### INSTRUCTIONS TO FOLLOW
Search the material below for the string "RenWorld" and list each line that holds it.

### RECORD SET
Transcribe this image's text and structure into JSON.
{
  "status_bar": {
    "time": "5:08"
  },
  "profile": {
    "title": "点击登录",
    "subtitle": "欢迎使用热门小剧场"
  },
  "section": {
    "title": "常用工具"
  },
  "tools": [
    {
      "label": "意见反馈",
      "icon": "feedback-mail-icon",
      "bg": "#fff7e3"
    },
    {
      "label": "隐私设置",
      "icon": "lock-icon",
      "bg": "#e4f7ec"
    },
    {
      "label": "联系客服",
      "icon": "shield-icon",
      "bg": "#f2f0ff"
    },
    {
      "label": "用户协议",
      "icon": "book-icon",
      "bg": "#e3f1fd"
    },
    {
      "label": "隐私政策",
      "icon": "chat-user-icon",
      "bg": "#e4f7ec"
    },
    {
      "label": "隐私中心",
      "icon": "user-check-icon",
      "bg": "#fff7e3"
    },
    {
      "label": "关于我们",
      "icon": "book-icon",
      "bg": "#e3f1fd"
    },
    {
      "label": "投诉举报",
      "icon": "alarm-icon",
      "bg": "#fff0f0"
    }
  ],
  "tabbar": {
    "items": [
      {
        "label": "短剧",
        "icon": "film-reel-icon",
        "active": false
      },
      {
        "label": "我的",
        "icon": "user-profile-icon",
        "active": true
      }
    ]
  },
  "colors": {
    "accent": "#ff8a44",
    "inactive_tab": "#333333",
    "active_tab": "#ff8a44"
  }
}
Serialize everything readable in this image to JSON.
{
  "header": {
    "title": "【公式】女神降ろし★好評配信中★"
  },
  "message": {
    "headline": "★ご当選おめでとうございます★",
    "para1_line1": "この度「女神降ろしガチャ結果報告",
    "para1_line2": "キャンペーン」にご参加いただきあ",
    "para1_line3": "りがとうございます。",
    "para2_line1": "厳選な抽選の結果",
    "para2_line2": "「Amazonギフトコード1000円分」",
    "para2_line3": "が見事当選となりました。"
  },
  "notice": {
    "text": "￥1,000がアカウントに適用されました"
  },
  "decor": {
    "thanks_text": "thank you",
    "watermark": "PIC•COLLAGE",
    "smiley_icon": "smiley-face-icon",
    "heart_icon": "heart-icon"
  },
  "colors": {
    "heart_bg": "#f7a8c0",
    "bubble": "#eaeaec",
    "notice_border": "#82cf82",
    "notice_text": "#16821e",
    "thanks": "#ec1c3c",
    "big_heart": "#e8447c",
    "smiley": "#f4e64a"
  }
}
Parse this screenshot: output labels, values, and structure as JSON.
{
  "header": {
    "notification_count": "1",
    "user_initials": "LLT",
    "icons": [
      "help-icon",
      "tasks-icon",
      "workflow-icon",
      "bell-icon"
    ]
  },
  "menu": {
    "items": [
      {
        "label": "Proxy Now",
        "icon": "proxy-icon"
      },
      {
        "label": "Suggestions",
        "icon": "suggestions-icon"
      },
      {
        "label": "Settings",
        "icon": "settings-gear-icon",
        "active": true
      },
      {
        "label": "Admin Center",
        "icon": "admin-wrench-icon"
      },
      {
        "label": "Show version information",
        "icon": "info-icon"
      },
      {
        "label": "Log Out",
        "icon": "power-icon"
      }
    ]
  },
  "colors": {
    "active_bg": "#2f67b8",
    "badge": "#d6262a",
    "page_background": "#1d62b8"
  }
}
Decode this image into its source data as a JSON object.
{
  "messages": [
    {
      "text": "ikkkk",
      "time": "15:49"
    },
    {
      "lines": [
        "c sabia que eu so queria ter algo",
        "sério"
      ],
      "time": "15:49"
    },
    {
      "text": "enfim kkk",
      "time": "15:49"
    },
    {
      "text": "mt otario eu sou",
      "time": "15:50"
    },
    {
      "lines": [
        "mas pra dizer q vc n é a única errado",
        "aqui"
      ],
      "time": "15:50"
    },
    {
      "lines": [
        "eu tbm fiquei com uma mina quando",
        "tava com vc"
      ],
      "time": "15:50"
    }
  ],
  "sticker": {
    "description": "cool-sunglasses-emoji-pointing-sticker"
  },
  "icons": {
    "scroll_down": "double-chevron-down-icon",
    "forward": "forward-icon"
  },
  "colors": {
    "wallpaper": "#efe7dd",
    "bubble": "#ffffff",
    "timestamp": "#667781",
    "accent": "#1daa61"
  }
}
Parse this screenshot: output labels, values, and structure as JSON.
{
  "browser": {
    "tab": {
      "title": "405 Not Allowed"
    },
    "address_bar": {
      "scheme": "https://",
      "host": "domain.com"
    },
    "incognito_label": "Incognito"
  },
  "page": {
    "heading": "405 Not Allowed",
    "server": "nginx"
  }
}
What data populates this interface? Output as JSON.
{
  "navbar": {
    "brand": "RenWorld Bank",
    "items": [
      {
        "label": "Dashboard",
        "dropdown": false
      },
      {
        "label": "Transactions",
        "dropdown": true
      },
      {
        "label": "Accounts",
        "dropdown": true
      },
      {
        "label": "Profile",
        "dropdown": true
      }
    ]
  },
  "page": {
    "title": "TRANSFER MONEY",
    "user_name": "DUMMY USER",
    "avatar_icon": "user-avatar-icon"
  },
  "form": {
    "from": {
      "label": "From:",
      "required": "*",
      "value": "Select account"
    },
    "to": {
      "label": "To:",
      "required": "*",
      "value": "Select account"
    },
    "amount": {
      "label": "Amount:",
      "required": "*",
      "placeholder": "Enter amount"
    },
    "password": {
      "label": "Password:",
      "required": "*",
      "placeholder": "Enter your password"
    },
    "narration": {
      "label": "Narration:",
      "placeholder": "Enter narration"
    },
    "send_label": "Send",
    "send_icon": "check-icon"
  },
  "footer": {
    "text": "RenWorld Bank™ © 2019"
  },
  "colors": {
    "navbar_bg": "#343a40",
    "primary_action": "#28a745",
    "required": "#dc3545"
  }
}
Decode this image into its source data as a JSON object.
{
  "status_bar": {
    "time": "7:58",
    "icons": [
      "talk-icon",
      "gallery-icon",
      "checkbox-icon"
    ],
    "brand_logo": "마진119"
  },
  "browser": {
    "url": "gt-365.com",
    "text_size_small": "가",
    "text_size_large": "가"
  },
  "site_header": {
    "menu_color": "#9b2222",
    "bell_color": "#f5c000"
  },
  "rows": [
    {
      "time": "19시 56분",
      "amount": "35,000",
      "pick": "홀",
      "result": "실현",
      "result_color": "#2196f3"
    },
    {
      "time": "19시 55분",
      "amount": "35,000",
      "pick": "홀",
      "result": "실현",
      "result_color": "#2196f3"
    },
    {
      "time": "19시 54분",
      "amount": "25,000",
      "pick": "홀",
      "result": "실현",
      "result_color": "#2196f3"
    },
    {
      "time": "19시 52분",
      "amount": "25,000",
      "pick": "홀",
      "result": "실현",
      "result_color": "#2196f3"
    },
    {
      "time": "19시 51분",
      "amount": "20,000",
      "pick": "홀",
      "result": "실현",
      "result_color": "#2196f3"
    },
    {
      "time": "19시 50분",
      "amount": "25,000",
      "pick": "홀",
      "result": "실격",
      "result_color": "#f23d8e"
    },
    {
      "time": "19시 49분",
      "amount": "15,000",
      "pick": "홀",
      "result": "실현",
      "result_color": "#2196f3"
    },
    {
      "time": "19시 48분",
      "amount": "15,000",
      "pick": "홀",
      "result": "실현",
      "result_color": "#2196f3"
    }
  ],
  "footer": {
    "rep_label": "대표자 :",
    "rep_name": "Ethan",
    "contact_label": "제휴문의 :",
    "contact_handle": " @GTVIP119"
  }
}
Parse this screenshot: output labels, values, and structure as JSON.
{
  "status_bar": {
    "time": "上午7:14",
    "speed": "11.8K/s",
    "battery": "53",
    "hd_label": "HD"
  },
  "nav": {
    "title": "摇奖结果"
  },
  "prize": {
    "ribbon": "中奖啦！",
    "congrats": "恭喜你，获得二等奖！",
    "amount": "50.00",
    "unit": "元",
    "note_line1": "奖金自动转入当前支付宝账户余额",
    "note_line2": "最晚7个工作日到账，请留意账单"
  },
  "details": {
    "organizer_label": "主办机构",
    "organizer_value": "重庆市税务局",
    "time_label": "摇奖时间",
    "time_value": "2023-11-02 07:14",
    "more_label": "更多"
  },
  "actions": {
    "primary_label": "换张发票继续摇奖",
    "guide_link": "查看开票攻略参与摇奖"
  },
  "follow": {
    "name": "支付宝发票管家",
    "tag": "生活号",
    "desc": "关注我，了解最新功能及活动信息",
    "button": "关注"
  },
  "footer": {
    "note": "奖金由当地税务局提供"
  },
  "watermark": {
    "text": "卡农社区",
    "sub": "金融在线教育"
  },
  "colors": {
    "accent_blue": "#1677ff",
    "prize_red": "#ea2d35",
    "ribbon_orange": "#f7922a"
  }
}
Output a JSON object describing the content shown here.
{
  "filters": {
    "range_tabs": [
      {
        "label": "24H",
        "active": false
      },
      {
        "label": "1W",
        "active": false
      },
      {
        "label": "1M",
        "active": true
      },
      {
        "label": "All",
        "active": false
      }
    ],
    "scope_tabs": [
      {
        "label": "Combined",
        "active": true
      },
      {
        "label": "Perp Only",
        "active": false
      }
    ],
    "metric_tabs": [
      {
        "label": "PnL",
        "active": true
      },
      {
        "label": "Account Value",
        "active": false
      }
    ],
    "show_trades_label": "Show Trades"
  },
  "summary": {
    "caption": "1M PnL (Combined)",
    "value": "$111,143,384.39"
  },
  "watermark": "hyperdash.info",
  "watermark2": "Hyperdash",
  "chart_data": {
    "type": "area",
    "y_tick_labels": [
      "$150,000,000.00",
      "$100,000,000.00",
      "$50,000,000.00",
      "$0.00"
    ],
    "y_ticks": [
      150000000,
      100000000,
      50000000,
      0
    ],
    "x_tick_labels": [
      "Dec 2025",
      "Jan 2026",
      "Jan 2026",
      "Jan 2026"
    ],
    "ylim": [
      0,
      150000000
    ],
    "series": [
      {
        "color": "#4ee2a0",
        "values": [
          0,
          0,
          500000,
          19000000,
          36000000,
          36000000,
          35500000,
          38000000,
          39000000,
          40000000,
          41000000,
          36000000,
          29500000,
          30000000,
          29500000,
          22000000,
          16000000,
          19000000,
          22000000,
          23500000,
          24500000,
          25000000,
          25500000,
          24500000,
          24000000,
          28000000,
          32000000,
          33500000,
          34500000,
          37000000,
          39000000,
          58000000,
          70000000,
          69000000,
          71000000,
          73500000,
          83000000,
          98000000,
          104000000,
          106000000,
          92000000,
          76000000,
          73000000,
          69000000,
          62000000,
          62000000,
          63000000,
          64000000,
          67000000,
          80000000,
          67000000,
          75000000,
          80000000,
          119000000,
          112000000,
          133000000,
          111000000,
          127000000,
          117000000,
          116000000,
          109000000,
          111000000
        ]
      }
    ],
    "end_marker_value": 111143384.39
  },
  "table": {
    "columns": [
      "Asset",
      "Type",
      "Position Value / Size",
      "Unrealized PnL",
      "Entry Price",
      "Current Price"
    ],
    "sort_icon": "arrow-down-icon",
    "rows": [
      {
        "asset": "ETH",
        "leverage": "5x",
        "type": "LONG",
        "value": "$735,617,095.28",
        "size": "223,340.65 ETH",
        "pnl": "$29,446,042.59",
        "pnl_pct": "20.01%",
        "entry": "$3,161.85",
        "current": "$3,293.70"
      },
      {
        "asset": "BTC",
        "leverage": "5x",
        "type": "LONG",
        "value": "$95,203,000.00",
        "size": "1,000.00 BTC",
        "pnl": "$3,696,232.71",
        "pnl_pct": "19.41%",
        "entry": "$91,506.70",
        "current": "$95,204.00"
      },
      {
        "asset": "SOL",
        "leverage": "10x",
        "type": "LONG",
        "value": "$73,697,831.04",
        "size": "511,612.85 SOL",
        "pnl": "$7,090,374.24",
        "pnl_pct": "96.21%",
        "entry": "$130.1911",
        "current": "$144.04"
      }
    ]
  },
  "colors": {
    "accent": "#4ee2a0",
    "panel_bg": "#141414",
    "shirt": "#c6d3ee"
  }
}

### RESPONSE TO THE EXERCISE
    "brand": "RenWorld Bank",
    "text": "RenWorld Bank™ © 2019"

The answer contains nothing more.